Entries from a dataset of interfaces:
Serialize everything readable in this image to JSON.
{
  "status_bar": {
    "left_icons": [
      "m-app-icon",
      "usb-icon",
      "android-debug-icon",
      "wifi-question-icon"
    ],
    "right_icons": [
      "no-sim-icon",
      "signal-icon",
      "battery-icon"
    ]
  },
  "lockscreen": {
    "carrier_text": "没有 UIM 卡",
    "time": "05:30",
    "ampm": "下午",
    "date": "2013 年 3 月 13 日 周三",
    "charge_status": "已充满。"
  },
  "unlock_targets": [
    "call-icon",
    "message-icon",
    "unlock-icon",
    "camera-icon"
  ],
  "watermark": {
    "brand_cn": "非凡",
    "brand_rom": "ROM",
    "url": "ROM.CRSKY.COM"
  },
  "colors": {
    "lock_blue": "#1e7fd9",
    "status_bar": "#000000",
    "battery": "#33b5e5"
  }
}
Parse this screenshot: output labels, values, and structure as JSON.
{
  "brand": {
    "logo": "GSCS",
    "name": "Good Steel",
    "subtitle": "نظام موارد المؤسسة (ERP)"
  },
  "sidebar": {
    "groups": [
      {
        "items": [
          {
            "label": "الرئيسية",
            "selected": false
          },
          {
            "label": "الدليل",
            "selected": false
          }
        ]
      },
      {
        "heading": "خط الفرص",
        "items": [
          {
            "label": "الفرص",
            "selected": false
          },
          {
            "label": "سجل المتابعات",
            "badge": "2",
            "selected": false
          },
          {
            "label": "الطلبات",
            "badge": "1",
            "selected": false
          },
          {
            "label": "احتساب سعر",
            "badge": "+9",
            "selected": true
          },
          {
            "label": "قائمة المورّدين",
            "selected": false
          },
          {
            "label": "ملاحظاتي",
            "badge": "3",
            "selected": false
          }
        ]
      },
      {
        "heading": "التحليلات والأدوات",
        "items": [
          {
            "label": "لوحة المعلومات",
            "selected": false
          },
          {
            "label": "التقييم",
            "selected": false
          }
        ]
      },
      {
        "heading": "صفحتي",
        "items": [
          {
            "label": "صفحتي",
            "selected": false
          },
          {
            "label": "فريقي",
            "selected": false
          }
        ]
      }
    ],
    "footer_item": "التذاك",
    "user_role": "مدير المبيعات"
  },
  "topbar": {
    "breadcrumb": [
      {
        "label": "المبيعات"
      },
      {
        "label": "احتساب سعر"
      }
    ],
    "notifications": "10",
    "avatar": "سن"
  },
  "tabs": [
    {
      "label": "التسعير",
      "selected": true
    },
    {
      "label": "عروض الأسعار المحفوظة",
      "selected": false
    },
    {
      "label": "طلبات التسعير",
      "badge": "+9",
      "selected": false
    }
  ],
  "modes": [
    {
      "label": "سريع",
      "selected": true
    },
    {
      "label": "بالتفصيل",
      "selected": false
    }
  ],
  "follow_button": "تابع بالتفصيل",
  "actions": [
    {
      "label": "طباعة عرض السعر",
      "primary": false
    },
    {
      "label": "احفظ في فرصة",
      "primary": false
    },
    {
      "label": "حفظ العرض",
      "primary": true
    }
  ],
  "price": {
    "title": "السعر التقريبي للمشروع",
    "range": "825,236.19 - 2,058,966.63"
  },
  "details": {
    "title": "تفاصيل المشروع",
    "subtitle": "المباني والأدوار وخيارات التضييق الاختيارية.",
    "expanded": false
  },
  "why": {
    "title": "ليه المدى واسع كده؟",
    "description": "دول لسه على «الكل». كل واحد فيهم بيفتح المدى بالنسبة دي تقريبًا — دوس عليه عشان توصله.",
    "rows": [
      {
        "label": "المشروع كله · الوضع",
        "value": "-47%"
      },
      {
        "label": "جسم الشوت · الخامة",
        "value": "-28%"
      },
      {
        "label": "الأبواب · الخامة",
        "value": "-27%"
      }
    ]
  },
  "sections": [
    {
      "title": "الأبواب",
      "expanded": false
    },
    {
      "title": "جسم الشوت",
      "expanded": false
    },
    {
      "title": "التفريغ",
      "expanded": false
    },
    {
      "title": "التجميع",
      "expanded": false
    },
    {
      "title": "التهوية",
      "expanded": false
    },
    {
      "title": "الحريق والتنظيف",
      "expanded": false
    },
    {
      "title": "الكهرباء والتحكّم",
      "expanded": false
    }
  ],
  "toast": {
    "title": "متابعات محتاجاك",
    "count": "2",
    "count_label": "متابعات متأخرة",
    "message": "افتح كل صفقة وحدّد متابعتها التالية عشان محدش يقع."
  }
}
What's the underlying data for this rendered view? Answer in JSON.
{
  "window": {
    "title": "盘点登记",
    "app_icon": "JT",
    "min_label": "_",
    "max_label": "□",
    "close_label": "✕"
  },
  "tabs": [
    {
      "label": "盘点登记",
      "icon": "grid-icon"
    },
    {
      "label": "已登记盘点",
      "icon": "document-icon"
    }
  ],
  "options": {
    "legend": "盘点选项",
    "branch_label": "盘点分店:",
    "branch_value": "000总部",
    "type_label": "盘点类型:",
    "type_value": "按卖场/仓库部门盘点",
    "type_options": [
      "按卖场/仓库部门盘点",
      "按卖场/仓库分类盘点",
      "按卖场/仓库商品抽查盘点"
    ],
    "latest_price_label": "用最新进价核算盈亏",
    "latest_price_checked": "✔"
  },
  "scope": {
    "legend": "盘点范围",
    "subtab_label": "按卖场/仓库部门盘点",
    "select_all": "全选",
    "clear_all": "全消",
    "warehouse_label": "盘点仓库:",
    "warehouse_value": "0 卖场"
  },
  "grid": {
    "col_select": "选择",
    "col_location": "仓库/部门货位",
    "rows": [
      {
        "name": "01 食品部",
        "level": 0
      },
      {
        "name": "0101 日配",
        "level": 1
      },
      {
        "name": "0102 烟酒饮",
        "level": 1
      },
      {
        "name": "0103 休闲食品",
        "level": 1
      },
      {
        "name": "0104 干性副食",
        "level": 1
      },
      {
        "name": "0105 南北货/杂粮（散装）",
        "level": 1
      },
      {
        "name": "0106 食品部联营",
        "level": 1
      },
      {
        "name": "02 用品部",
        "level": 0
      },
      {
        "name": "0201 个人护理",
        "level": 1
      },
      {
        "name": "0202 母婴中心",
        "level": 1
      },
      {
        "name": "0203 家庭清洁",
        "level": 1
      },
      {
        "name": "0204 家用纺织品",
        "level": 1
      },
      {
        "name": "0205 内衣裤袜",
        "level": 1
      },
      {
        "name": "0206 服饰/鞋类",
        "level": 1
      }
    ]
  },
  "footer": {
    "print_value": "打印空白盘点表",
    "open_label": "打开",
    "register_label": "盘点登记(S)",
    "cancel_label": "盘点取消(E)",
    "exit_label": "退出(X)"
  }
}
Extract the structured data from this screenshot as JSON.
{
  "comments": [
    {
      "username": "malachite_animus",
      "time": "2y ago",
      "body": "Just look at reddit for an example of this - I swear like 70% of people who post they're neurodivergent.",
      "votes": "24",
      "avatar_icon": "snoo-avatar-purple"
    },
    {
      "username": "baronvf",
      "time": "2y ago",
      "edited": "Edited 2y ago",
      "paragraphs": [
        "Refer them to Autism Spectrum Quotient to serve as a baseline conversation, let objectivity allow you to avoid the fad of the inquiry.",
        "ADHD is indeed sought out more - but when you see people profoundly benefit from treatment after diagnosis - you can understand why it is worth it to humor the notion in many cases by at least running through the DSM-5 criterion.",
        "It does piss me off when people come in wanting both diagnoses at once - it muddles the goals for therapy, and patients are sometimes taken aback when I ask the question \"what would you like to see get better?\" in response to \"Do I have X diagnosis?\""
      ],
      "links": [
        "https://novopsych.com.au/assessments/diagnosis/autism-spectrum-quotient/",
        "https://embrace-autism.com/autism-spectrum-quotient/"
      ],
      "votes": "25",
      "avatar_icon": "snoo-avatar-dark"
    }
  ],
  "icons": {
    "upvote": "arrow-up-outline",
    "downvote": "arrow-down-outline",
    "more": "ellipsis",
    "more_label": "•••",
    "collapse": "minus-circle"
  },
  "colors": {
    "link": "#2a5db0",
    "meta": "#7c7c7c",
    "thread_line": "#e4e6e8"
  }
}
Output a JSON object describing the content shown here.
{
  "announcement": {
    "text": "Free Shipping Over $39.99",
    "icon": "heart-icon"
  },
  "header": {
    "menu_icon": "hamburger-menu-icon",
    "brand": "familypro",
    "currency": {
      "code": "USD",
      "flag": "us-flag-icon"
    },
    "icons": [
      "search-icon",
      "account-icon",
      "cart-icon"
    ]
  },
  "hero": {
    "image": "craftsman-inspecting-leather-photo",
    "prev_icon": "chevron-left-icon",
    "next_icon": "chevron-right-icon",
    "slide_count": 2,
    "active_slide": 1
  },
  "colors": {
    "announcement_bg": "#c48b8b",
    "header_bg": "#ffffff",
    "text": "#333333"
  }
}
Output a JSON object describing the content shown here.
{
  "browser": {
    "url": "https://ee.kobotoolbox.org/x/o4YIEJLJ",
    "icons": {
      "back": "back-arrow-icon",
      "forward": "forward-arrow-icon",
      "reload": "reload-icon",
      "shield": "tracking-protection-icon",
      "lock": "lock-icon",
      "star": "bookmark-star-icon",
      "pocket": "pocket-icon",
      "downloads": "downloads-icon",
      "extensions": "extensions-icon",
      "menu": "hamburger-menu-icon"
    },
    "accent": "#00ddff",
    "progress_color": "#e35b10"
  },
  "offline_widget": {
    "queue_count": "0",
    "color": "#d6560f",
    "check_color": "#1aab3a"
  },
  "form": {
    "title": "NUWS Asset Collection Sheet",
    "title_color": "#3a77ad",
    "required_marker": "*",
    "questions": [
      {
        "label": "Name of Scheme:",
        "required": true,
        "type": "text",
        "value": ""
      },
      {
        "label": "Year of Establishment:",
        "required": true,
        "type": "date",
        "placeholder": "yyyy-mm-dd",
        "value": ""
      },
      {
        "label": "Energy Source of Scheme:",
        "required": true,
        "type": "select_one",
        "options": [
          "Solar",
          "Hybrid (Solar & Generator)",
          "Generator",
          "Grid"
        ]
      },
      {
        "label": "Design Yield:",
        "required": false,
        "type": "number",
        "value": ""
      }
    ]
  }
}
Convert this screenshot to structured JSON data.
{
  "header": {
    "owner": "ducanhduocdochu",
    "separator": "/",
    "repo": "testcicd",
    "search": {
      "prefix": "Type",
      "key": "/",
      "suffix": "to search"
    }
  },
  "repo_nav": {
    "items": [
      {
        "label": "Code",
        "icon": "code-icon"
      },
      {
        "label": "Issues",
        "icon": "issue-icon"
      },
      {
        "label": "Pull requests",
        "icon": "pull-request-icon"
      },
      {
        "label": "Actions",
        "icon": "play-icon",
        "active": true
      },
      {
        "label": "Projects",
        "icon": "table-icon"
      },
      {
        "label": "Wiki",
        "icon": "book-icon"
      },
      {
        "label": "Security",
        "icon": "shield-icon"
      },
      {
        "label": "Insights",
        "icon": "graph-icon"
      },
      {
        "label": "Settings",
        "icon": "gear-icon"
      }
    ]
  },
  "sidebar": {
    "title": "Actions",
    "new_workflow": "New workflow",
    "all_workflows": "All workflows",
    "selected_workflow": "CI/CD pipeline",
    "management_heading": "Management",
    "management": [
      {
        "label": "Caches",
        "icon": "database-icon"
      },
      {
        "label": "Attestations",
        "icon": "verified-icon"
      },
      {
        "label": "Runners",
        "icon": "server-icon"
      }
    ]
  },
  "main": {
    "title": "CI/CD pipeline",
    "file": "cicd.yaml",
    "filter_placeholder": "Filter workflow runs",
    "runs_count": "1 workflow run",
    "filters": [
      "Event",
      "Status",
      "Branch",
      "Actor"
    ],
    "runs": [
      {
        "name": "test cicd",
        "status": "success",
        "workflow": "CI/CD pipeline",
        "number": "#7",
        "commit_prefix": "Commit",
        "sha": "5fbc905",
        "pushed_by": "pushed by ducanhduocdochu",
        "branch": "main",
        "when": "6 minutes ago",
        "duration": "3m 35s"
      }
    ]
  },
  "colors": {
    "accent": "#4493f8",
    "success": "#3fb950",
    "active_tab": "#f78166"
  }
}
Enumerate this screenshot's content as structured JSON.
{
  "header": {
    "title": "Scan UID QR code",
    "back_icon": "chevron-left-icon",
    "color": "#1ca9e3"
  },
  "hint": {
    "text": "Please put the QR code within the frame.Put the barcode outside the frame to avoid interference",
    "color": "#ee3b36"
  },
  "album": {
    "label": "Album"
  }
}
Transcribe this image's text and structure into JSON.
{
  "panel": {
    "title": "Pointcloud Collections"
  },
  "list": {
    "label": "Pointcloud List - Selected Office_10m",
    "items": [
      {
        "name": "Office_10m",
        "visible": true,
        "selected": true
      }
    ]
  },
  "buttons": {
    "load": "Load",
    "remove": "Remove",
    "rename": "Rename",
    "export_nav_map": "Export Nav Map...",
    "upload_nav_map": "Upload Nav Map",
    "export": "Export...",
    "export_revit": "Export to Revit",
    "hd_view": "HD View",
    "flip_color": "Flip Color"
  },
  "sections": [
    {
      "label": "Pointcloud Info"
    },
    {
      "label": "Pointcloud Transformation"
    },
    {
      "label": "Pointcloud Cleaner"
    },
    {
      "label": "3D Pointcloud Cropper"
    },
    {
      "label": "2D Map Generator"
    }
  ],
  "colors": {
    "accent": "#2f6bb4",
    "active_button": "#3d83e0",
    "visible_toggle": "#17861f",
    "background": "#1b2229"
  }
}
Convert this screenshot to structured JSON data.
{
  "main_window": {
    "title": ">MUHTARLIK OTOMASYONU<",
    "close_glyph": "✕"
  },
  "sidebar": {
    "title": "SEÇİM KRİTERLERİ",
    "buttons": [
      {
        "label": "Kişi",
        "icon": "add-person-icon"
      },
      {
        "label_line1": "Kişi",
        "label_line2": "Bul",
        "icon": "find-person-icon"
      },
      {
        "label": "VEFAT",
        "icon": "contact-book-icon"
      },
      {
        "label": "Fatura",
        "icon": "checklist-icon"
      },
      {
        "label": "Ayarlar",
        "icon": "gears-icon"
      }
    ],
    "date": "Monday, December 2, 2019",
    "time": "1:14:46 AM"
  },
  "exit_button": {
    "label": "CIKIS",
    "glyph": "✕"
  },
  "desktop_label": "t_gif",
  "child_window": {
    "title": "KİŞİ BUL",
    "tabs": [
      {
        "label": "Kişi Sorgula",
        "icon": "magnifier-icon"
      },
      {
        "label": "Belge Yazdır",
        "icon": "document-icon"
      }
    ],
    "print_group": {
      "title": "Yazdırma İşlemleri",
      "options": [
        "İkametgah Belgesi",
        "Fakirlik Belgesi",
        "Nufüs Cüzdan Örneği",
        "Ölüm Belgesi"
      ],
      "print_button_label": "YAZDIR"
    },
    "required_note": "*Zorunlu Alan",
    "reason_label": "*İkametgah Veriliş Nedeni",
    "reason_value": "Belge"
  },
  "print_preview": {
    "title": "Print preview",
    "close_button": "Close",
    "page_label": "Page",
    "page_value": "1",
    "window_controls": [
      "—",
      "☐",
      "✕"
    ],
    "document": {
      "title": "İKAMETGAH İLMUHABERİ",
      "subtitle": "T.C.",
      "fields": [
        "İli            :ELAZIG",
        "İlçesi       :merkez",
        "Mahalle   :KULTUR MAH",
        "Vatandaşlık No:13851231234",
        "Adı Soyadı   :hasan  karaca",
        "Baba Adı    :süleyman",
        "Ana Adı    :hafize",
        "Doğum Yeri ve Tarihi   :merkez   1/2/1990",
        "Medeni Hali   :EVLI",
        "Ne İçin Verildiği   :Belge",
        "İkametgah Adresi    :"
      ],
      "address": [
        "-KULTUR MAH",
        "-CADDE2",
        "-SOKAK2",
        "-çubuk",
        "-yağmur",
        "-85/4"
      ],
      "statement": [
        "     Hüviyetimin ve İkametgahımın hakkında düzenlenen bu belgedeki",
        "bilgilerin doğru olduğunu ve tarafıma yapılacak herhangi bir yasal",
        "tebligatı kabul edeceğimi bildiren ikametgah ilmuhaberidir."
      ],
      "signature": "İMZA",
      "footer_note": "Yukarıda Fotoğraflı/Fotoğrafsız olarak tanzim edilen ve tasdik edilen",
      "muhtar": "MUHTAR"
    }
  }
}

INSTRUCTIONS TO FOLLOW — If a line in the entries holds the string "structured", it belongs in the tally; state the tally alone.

WRITTEN RESPONSE — 4